What the task requires: Your answer should consist of the lines in the following data that contain "Barcelona".

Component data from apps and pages
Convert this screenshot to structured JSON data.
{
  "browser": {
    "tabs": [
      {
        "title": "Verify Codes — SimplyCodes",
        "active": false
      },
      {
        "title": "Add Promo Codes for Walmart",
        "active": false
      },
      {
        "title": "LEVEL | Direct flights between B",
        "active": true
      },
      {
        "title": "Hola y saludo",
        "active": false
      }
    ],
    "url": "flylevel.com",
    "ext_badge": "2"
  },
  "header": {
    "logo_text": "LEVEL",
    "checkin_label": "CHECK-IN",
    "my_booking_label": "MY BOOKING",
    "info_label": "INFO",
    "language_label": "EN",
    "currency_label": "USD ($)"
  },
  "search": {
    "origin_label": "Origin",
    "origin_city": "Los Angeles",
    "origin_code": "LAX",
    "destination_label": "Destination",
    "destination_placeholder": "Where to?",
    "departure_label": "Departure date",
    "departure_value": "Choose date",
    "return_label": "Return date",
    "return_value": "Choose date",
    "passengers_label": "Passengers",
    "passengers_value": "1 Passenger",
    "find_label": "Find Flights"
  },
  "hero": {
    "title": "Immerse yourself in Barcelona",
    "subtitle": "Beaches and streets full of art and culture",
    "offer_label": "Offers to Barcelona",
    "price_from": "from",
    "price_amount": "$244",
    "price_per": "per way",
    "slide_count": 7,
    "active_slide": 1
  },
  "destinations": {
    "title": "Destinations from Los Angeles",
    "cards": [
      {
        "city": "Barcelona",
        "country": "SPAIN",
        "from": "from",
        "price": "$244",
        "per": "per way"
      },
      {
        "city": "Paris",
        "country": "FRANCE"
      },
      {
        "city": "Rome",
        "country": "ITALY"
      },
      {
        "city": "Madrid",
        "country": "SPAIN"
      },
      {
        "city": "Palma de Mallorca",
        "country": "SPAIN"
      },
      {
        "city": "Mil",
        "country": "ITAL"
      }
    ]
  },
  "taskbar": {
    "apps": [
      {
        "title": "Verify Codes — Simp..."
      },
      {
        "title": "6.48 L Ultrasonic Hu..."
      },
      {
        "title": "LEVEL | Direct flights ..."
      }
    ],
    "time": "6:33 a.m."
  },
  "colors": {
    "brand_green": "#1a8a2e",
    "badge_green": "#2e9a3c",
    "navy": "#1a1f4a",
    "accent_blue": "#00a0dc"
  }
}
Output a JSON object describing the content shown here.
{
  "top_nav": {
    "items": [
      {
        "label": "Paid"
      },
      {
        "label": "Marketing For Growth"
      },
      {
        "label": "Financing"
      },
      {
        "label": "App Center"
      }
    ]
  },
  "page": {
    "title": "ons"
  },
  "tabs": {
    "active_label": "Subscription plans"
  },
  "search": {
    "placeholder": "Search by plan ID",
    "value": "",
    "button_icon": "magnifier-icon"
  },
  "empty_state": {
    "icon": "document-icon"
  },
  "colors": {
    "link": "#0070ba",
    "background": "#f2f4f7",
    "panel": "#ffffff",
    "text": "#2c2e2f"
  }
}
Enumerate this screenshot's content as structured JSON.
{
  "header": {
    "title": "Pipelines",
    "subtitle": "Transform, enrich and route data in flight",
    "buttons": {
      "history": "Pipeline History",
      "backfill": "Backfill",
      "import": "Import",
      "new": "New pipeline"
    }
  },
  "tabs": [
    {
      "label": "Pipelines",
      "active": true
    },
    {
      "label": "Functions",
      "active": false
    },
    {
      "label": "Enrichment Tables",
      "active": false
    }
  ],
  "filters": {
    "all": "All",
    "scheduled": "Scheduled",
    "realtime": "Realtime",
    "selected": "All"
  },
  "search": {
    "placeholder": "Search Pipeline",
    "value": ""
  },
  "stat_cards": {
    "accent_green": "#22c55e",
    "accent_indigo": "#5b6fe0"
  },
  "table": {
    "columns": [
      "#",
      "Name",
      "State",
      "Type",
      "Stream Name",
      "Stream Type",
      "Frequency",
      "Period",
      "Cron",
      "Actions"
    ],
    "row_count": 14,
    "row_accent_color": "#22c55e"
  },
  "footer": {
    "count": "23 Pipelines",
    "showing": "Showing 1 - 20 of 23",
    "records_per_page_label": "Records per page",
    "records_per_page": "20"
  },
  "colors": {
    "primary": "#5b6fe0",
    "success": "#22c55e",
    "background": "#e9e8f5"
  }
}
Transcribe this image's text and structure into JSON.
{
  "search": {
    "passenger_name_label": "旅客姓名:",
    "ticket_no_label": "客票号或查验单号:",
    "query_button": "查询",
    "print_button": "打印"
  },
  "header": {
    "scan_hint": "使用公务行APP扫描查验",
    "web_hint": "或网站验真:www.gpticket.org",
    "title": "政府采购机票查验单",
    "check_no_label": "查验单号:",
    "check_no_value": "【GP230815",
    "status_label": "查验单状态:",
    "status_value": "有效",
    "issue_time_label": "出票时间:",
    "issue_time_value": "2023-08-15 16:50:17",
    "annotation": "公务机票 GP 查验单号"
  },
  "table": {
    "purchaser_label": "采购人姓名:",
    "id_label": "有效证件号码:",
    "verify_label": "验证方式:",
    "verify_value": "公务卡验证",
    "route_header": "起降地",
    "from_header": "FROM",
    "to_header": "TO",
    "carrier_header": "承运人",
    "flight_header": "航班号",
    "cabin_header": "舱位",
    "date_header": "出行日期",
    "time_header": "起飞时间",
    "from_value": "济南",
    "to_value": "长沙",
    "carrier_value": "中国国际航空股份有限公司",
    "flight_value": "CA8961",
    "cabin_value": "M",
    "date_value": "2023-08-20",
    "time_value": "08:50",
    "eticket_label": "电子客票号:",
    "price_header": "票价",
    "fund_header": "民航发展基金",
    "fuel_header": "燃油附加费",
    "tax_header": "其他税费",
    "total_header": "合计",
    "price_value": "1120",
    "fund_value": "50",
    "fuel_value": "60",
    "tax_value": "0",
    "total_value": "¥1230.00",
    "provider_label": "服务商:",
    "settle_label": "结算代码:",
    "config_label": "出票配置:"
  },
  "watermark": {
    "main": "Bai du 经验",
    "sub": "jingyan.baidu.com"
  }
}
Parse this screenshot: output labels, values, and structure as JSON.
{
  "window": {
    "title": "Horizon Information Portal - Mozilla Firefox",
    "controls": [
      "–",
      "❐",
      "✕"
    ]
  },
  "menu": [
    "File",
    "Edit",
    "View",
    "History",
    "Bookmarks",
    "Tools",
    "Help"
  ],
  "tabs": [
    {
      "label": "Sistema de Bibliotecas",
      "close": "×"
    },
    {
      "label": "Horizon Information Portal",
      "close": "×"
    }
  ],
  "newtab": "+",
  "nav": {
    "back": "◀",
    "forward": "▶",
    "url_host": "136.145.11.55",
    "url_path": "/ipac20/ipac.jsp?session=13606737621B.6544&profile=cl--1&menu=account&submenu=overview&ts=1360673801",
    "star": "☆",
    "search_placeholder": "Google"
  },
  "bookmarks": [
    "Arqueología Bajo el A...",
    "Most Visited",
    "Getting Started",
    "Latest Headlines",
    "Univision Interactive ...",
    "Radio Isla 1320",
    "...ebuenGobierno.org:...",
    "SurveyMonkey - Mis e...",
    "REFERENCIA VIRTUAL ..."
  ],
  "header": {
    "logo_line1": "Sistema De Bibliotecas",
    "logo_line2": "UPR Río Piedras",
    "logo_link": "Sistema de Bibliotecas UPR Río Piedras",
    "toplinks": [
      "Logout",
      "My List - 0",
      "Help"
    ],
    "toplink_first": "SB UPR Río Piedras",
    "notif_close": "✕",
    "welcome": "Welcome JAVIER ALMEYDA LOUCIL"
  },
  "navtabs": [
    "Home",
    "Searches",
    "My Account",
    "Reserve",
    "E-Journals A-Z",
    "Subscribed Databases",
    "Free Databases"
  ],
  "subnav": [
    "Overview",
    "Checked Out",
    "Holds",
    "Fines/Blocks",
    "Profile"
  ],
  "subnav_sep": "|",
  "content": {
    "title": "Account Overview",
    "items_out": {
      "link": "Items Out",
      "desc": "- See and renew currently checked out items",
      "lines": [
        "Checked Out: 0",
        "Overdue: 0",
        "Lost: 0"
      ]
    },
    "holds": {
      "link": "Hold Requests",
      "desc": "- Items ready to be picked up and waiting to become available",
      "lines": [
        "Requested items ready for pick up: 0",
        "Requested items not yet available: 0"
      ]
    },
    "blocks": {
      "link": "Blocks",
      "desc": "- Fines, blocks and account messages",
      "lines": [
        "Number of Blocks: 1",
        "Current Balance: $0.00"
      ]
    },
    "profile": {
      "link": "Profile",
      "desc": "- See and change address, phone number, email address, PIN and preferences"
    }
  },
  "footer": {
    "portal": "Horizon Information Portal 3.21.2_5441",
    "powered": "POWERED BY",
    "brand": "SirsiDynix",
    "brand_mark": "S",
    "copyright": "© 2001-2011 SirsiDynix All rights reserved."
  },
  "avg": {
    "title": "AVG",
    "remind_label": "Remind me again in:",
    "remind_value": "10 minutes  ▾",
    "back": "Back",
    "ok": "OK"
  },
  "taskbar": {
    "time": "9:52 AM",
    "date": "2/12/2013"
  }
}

Answer section:
    "title": "Immerse yourself in Barcelona",
    "offer_label": "Offers to Barcelona",
        "city": "Barcelona",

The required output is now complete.